The Nitrous Oxide Ethylene-Ethane (NEE) engine uses nitrous oxide as an autogenously pressurizing oxidizer, and a mixture of ethane and ethylene is used in the same manner as fuel. Initially, the ethane and ethylene mixture has the same vapor pressure as the nitrous oxide. By using the autogenous pressurization capabilities of these propellants, instead of an additional pressurization system, greater system simplicity and reliability can be attained. The NEE can obtain a specific impulse of 320 s, making it the highest-performing, non-toxic, storable bipropellant rocket propulsion system in existence at the time of this reporting.

Because the fuel and the oxidizer can be autogenously pressurized, and have the same vapor pressure, they can be stored in lightweight, common bulk-head tanks. These propellants are readily available, low-cost fluids that can remain liquid down to –70 °C, which allows the spacecraft to be used in many places in the solar system without fear of the propellant freezing.

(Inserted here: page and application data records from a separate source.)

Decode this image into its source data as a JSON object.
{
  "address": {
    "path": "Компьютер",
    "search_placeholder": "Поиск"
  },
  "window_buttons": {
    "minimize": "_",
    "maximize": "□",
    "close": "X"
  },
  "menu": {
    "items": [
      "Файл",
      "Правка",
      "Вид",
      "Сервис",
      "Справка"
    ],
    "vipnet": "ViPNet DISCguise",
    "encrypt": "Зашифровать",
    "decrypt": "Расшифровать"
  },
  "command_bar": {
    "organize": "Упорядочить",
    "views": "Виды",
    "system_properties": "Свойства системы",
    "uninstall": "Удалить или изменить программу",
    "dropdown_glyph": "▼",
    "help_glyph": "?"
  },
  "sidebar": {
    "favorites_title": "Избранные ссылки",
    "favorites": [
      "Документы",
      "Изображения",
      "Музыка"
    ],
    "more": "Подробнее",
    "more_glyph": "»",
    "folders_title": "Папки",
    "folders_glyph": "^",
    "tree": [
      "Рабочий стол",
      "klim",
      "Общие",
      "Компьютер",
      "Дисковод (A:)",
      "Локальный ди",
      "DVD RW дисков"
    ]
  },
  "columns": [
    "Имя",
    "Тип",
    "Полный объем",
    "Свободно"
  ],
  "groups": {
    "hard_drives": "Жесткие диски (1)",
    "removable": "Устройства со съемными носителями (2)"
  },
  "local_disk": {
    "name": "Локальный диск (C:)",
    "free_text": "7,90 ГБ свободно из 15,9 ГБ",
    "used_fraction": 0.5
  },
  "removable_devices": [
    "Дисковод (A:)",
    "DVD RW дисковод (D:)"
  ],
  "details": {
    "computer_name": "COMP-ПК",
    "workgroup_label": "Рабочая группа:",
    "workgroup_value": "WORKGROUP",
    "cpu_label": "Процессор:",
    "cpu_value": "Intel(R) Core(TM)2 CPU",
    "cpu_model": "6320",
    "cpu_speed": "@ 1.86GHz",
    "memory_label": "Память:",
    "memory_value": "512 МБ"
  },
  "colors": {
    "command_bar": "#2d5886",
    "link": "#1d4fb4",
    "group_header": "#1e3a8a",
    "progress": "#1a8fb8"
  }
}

A further advantage is that the nitrous oxide gas employed as an oxidizer by the NEE can be used as a monopropellant by itself, or as a source of breathing gas, thereby enabling development of a spacecraft that uses a common resource to support main propulsion and RCS (reaction control system) propulsion while providing a provision for breathable air for a crew. The gas heads of both propellants may also be used to support the operation of gas-gas biprop RCS thrusters, thus allowing RCS functions to be performed at high Isp (specific impulse).

This work was done by Robert Zubrin and Colin Apke of Pioneer Astronautics for Marshall Space Flight Center. For more information, contact Ronald C. Darty, Licensing Executive in the MSFC Technology Transfer Office, at This email address is being protected from spambots. You need JavaScript enabled to view it.. Refer to MFS-33125-1.


NASA Tech Briefs Magazine

This article first appeared in the October, 2014 issue of NASA Tech Briefs Magazine.

Read more articles from this issue here.

Read more articles from the archives here.